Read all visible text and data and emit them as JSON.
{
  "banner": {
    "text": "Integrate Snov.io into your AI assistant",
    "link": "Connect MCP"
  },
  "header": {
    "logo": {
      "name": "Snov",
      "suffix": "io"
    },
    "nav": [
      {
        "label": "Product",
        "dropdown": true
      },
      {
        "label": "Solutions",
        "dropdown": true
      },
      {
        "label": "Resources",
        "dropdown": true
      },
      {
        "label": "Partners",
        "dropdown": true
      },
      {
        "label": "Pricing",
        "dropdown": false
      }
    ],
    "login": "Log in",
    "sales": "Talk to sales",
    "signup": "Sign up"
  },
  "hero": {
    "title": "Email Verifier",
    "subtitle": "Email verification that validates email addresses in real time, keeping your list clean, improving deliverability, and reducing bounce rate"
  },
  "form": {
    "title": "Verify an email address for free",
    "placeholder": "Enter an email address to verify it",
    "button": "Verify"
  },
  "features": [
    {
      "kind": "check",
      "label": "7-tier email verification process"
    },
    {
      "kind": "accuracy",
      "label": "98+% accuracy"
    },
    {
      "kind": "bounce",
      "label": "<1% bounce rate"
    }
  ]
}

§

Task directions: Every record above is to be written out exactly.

Solution to the problem:
Read all visible text and data and emit them as JSON.
{
  "banner": {
    "text": "Integrate Snov.io into your AI assistant",
    "link": "Connect MCP"
  },
  "header": {
    "logo": {
      "name": "Snov",
      "suffix": "io"
    },
    "nav": [
      {
        "label": "Product",
        "dropdown": true
      },
      {
        "label": "Solutions",
        "dropdown": true
      },
      {
        "label": "Resources",
        "dropdown": true
      },
      {
        "label": "Partners",
        "dropdown": true
      },
      {
        "label": "Pricing",
        "dropdown": false
      }
    ],
    "login": "Log in",
    "sales": "Talk to sales",
    "signup": "Sign up"
  },
  "hero": {
    "title": "Email Verifier",
    "subtitle": "Email verification that validates email addresses in real time, keeping your list clean, improving deliverability, and reducing bounce rate"
  },
  "form": {
    "title": "Verify an email address for free",
    "placeholder": "Enter an email address to verify it",
    "button": "Verify"
  },
  "features": [
    {
      "kind": "check",
      "label": "7-tier email verification process"
    },
    {
      "kind": "accuracy",
      "label": "98+% accuracy"
    },
    {
      "kind": "bounce",
      "label": "<1% bounce rate"
    }
  ]
}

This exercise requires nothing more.